Not only is the Turin Shroud probably a medieval fake but it is just one of an astonishing 40 so-called burial cloths of Jesus, according to an eminent church historian.
Antonio Lombatti said the false shrouds circulated in the Middle Ages, but most of them were later destroyed.
He said the Turin Shroud itself – showing an image of a bearded man and venerated for centuries as Christ’s burial cloth – appears to have originated in Turkey some 1,300 years after the Crucifixion.
Lombatti, of the Università Popolare in Parma, Italy, cited work by a 19th century French historian who had studied surviving medieval documents. ‘The Turin Shroud is only one of the many burial cloths which were circulating in the Christian world during the Middle Ages. There were at least 40,’ said Lombatti.
‘Most of them were destroyed during the French Revolution. Some had images, others had blood-like stains, and others were completely white.’
The Turin Shroud is a linen cloth, about 14ft by 4ft, bearing a front and back view of the image of a bearded, naked man who appears to have been stabbed or tortured. Ever since the detail on the cloth was revealed by negative photography in the late 19th century it has attracted thousands of pilgrims to the Cathedral of St John the Baptist in Turin.

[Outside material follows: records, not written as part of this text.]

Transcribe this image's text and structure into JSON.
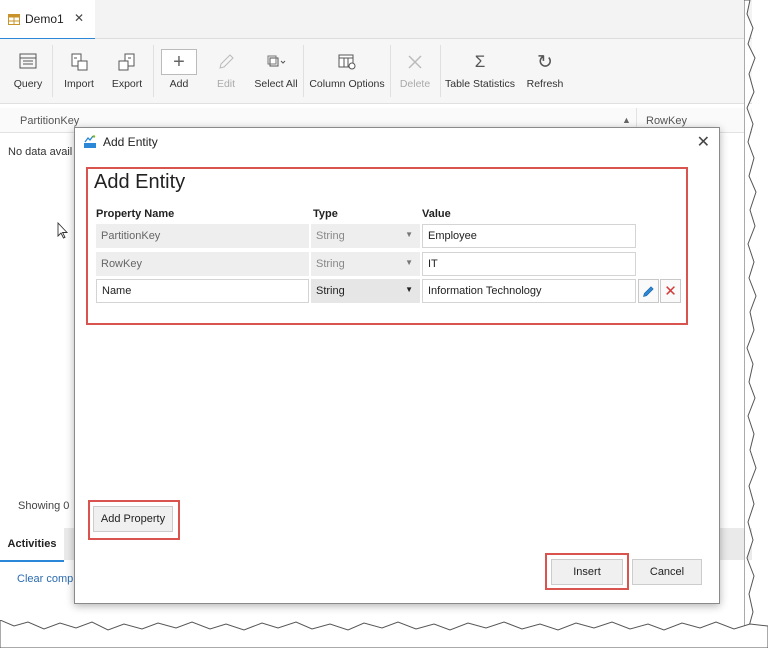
{
  "tab": {
    "title": "Demo1",
    "close_icon": "close-icon",
    "tab_icon": "table-icon"
  },
  "toolbar": {
    "items": [
      {
        "label": "Query",
        "icon": "query-icon",
        "enabled": true
      },
      {
        "label": "Import",
        "icon": "import-icon",
        "enabled": true
      },
      {
        "label": "Export",
        "icon": "export-icon",
        "enabled": true
      },
      {
        "label": "Add",
        "icon": "add-icon",
        "enabled": true
      },
      {
        "label": "Edit",
        "icon": "edit-icon",
        "enabled": false
      },
      {
        "label": "Select All",
        "icon": "select-all-icon",
        "enabled": true
      },
      {
        "label": "Column Options",
        "icon": "column-options-icon",
        "enabled": true
      },
      {
        "label": "Delete",
        "icon": "delete-icon",
        "enabled": false
      },
      {
        "label": "Table Statistics",
        "icon": "sigma-icon",
        "enabled": true
      },
      {
        "label": "Refresh",
        "icon": "refresh-icon",
        "enabled": true
      }
    ]
  },
  "grid": {
    "columns": [
      "PartitionKey",
      "RowKey"
    ],
    "empty_text": "No data avail",
    "showing_text": "Showing 0"
  },
  "bottom": {
    "activities_tab": "Activities",
    "clear_link": "Clear comp"
  },
  "dialog": {
    "title": "Add Entity",
    "heading": "Add Entity",
    "headers": {
      "property": "Property Name",
      "type": "Type",
      "value": "Value"
    },
    "rows": [
      {
        "property": "PartitionKey",
        "type": "String",
        "value": "Employee",
        "editable": false
      },
      {
        "property": "RowKey",
        "type": "String",
        "value": "IT",
        "editable": false
      },
      {
        "property": "Name",
        "type": "String",
        "value": "Information Technology",
        "editable": true
      }
    ],
    "add_property_label": "Add Property",
    "insert_label": "Insert",
    "cancel_label": "Cancel"
  },
  "colors": {
    "accent": "#2b88d8",
    "highlight": "#d9534f",
    "delete_red": "#d23a3a"
  }
}
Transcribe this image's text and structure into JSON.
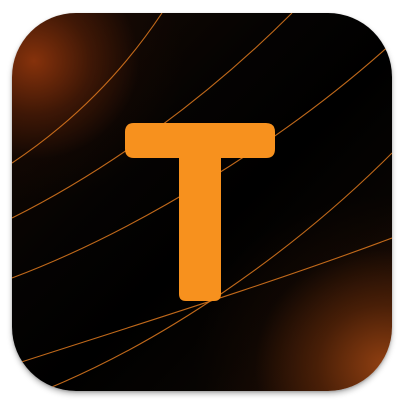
{
  "app_icon": {
    "letter": "T",
    "letter_color": "#F7911E",
    "background_color": "#000000",
    "glow_color": "#9A3E0E",
    "line_color": "#E07A1F"
  }
}
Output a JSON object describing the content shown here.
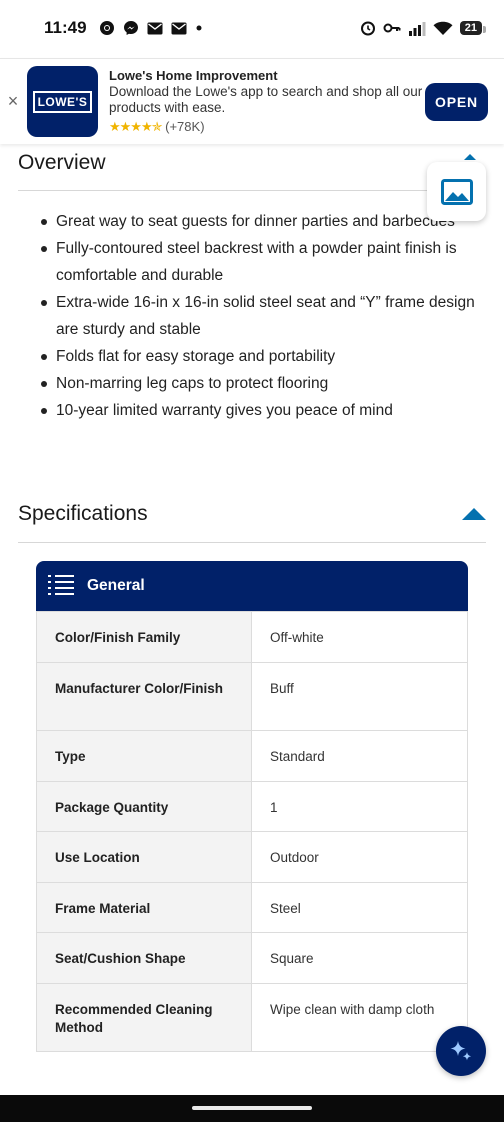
{
  "status_bar": {
    "time": "11:49",
    "battery": "21",
    "left_icons": [
      "chrome-icon",
      "messenger-icon",
      "mail-icon",
      "mail-icon",
      "dot-icon"
    ],
    "right_icons": [
      "alarm-icon",
      "vpn-key-icon",
      "signal-icon",
      "wifi-icon",
      "battery-icon"
    ]
  },
  "app_banner": {
    "logo_text": "LOWE'S",
    "title": "Lowe's Home Improvement",
    "description": "Download the Lowe's app to search and shop all our products with ease.",
    "stars": "★★★★✯",
    "rating_count": "(+78K)",
    "open_label": "OPEN",
    "close_glyph": "×"
  },
  "overview": {
    "title": "Overview",
    "bullets": [
      "Great way to seat guests for dinner parties and barbecues",
      "Fully-contoured steel backrest with a powder paint finish is comfortable and durable",
      "Extra-wide 16-in x 16-in solid steel seat and “Y” frame design are sturdy and stable",
      "Folds flat for easy storage and portability",
      "Non-marring leg caps to protect flooring",
      "10-year limited warranty gives you peace of mind"
    ]
  },
  "specifications": {
    "title": "Specifications",
    "card_title": "General",
    "rows": [
      {
        "label": "Color/Finish Family",
        "value": "Off-white"
      },
      {
        "label": "Manufacturer Color/Finish",
        "value": "Buff"
      },
      {
        "label": "Type",
        "value": "Standard"
      },
      {
        "label": "Package Quantity",
        "value": "1"
      },
      {
        "label": "Use Location",
        "value": "Outdoor"
      },
      {
        "label": "Frame Material",
        "value": "Steel"
      },
      {
        "label": "Seat/Cushion Shape",
        "value": "Square"
      },
      {
        "label": "Recommended Cleaning Method",
        "value": "Wipe clean with damp cloth"
      }
    ]
  },
  "colors": {
    "brand_navy": "#012169",
    "accent_blue": "#0471af",
    "star_gold": "#f0b400"
  }
}
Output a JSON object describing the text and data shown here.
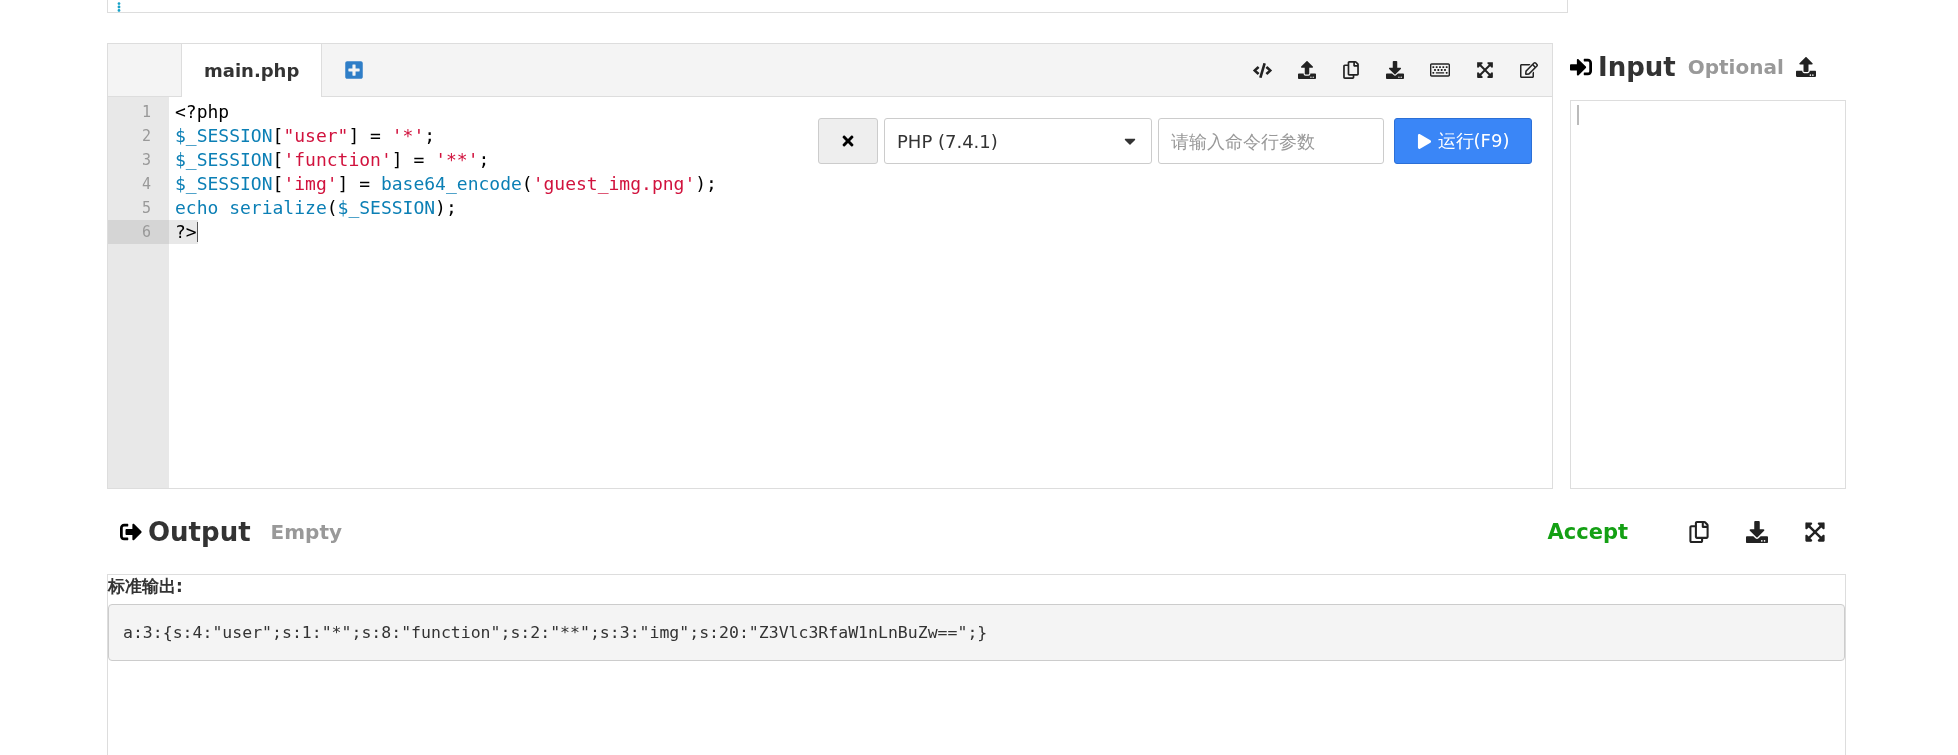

In a research paper to be published this month in the scholarly journal Studi Medievali, Lombatti says the shroud was most likely given to French knight Geoffroy de Charny as a memento from a crusade to Smyrna, Turkey, in 1346. The de Charny family are the first recorded owners of the shroud.
Lombatti found that Geoffroy was unable to join a pilgrimage to Jerusalem after liberating Smyrna, so he was given the shroud as a symbol of his participation in the crusade to Turkey.
The Catholic Church has never officially commented on the shroud’s authenticity, but has made samples available to scientists for testing.
In 2009 a Vatican researcher said she had found the words ‘Jesus Nazarene’ on the cloth, while two years later Italian government researchers claimed the image of a man had been caused by a supernatural ‘flash of light’.
But carbon tests carried out in Oxford in 1988 firmly dated the material to 1260-1390.